Chris quickly went to California Pacific Medical Center in San Francisco. The team saw that there was too much fluid in his brain blocking the pathway where the fluids are supposed to go.  They placed a shunt (via a small hole in his head) to relieve the pressure.

Chris underwent chemotherapy and his entire community, from friends and families to neighbors and baseball teammates, rallied around him. Chris’ mom was a single mother, and the financial impacts from cancer were difficult. But his community, the San Bruno community, organized fundraisers and helped his whole family as much as possible. This allowed him to fully focus on his battle and he’s extremely thankful.

“I told myself that I was going to be fine. Of course, my people around me, my friends and extended family, were always telling me, ‘You’re going to be the first one to beat it. Who cares what they say? We’ll rally around you’”.
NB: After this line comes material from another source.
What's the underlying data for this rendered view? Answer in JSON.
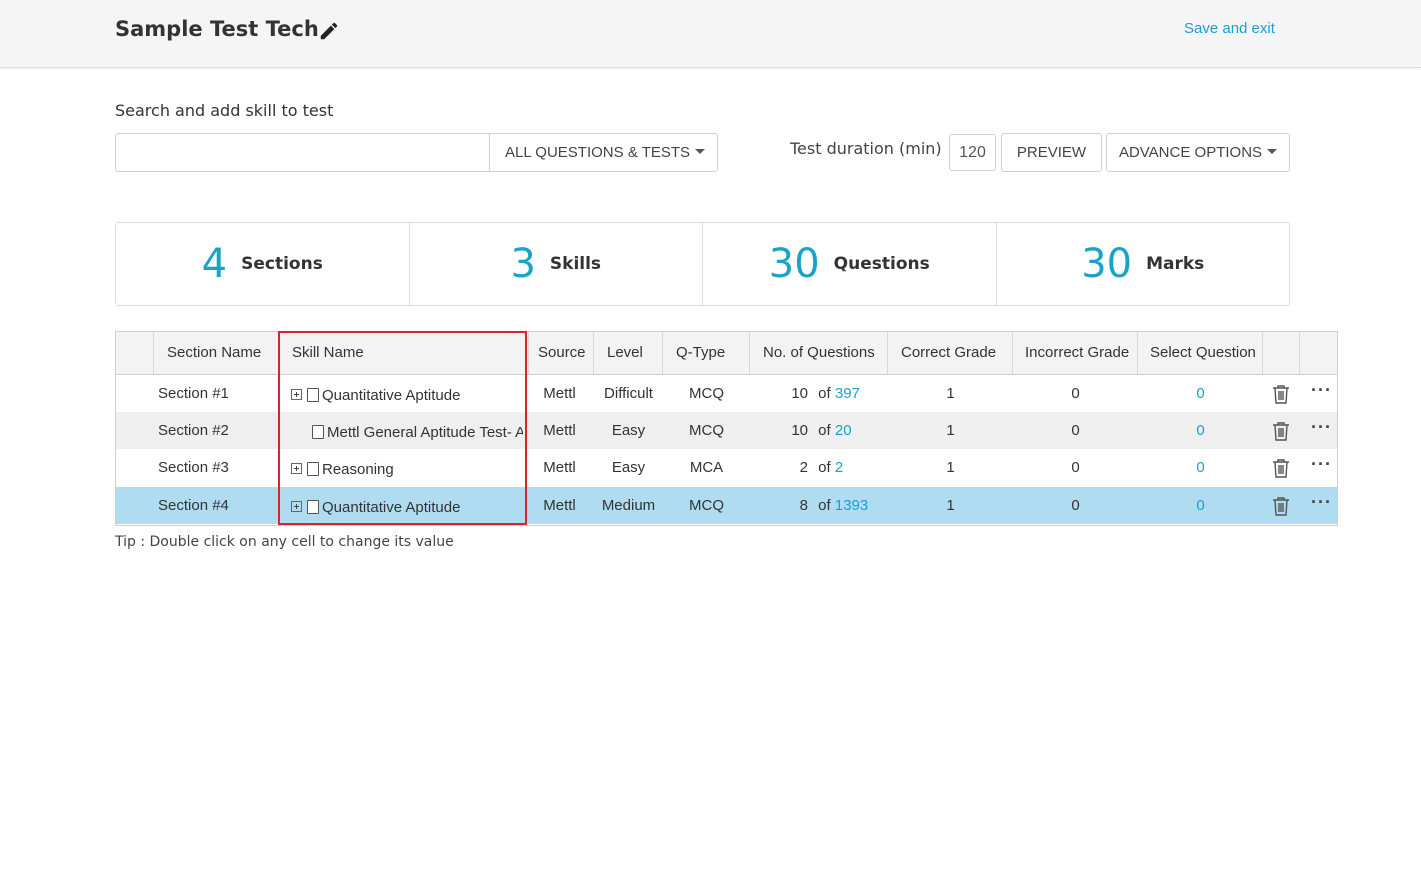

He fought hard, and embodied Jim Valvano’s “Don’t Ever Give Up!” spirit. He was determined to beat cancer for his family – his mom and his sister – and for baseball.
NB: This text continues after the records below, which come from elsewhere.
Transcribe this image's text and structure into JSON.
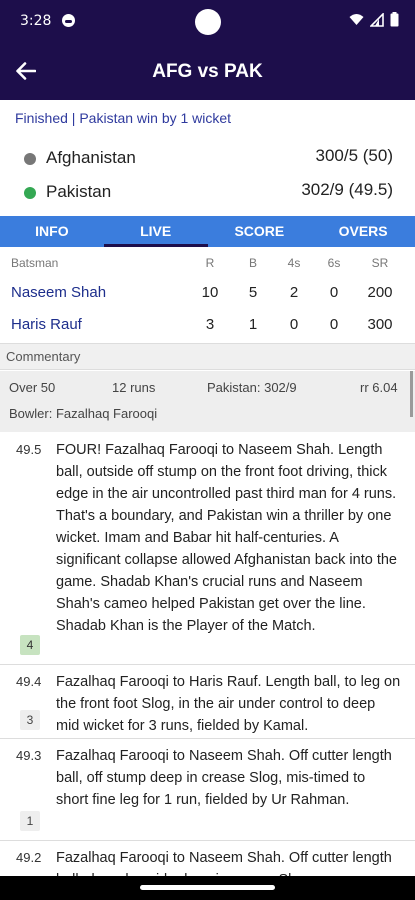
{
  "status": {
    "time": "3:28"
  },
  "header": {
    "title": "AFG vs PAK"
  },
  "result": "Finished | Pakistan win by 1 wicket",
  "teams": [
    {
      "name": "Afghanistan",
      "score": "300/5 (50)",
      "dot_color": "#777777"
    },
    {
      "name": "Pakistan",
      "score": "302/9 (49.5)",
      "dot_color": "#34a853"
    }
  ],
  "tabs": [
    {
      "label": "INFO"
    },
    {
      "label": "LIVE"
    },
    {
      "label": "SCORE"
    },
    {
      "label": "OVERS"
    }
  ],
  "batting": {
    "headers": [
      "Batsman",
      "R",
      "B",
      "4s",
      "6s",
      "SR"
    ],
    "rows": [
      {
        "name": "Naseem Shah",
        "r": "10",
        "b": "5",
        "fours": "2",
        "sixes": "0",
        "sr": "200"
      },
      {
        "name": "Haris Rauf",
        "r": "3",
        "b": "1",
        "fours": "0",
        "sixes": "0",
        "sr": "300"
      }
    ]
  },
  "commentary": {
    "label": "Commentary",
    "over": "Over 50",
    "runs": "12 runs",
    "team_score": "Pakistan: 302/9",
    "run_rate": "rr 6.04",
    "bowler": "Bowler: Fazalhaq Farooqi",
    "balls": [
      {
        "over": "49.5",
        "runs": "4",
        "text": "FOUR! Fazalhaq Farooqi to Naseem Shah. Length ball, outside off stump on the front foot driving, thick edge in the air uncontrolled past third man for 4 runs. That's a boundary, and Pakistan win a thriller by one wicket. Imam and Babar hit half-centuries. A significant collapse allowed Afghanistan back into the game. Shadab Khan's crucial runs and Naseem Shah's cameo helped Pakistan get over the line. Shadab Khan is the Player of the Match."
      },
      {
        "over": "49.4",
        "runs": "3",
        "text": "Fazalhaq Farooqi to Haris Rauf. Length ball, to leg on the front foot Slog, in the air under control to deep mid wicket for 3 runs, fielded by Kamal."
      },
      {
        "over": "49.3",
        "runs": "1",
        "text": "Fazalhaq Farooqi to Naseem Shah. Off cutter length ball, off stump deep in crease Slog, mis-timed to short fine leg for 1 run, fielded by Ur Rahman."
      },
      {
        "over": "49.2",
        "runs": "",
        "text": "Fazalhaq Farooqi to Naseem Shah. Off cutter length ball, down leg side deep in crease Slog"
      }
    ]
  }
}
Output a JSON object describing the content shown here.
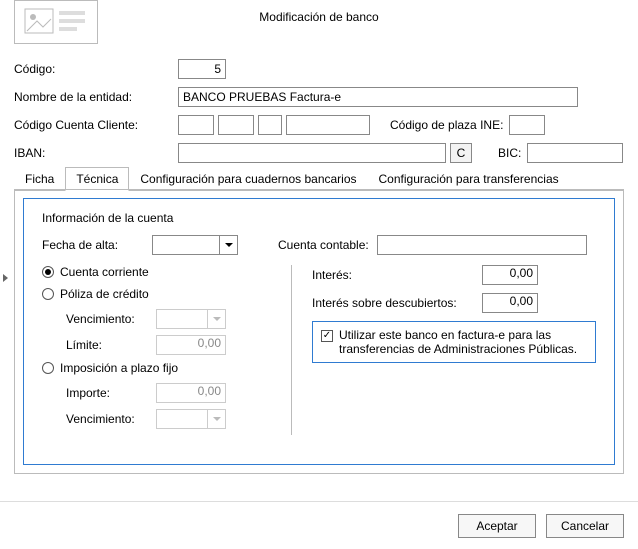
{
  "title": "Modificación de banco",
  "top": {
    "codigo_label": "Código:",
    "codigo_value": "5",
    "nombre_label": "Nombre de la entidad:",
    "nombre_value": "BANCO PRUEBAS Factura-e",
    "ccc_label": "Código Cuenta Cliente:",
    "ccc_1": "",
    "ccc_2": "",
    "ccc_3": "",
    "ccc_4": "",
    "ine_label": "Código de plaza INE:",
    "ine_value": "",
    "iban_label": "IBAN:",
    "iban_value": "",
    "iban_btn": "C",
    "bic_label": "BIC:",
    "bic_value": ""
  },
  "tabs": {
    "t0": "Ficha",
    "t1": "Técnica",
    "t2": "Configuración para cuadernos bancarios",
    "t3": "Configuración para transferencias"
  },
  "tech": {
    "section_title": "Información de la cuenta",
    "fecha_alta_label": "Fecha de alta:",
    "fecha_alta_value": "",
    "cuenta_contable_label": "Cuenta contable:",
    "cuenta_contable_value": "",
    "r_cc": "Cuenta corriente",
    "r_pc": "Póliza de crédito",
    "pc_venc_label": "Vencimiento:",
    "pc_venc_value": "",
    "pc_limite_label": "Límite:",
    "pc_limite_value": "0,00",
    "r_ip": "Imposición a plazo fijo",
    "ip_importe_label": "Importe:",
    "ip_importe_value": "0,00",
    "ip_venc_label": "Vencimiento:",
    "ip_venc_value": "",
    "interes_label": "Interés:",
    "interes_value": "0,00",
    "interes_desc_label": "Interés sobre descubiertos:",
    "interes_desc_value": "0,00",
    "chk_label": "Utilizar este banco en factura-e para las transferencias de Administraciones Públicas."
  },
  "footer": {
    "ok": "Aceptar",
    "cancel": "Cancelar"
  }
}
“I was just so mad, seeing the face that my mom gave me when the doctors told her that I was diagnosed with cancer and seeing her so sad, mad and defeated. She felt so helpless. I told my mom, ‘I’m going to beat it no matter what they say. I don’t care if it’s one day, two days, I’ll figure it out.’ I thank God my mom listened to me and I’m here today.”

Chris worked hard to return to the diamond with his team – and he did. After many months of treatment with a shunt in his skull, Chris returned to his high school team his senior year and played two games. It was an incredible amount of work to get to that point, but it made the return all the more special.

Today, Chris is quick to lend his voice in the hope of inspiring others. He has meaningful relationships with the Los Angeles Dodgers and San Francisco Giants and is thankful for their influence in his journey, specifically Ned Colletti, former GM of the Dodgers, Bertha Fajardo, a Giants employee and was like a second mom to Chris, and Dave Benzer, a fellow cancer survivor that works for the Giants. Chris now looks to invest in the community around him, finding ways to help those in a similar situation to what he faced.

Whether it is advocating for raising money for research to provide new treatment methods to speaking with patients and their families who are currently in the fight, he will do anything to help others avoid going through what he did.

“My thing is, if I can do it, anyone can do it and if I can help in any way, I will do anything possible to get them there. I look at it like we are all family.”

“I believe no family, no kid or anyone should have to go through this. This was an ugly process for me, being in the hospital, going through chemotherapy and not feeling well. So, if I can help and raise some money for research through the V Foundation by sharing my story, I’m all for it.”

Mailing List Mailing List
Close Mailing List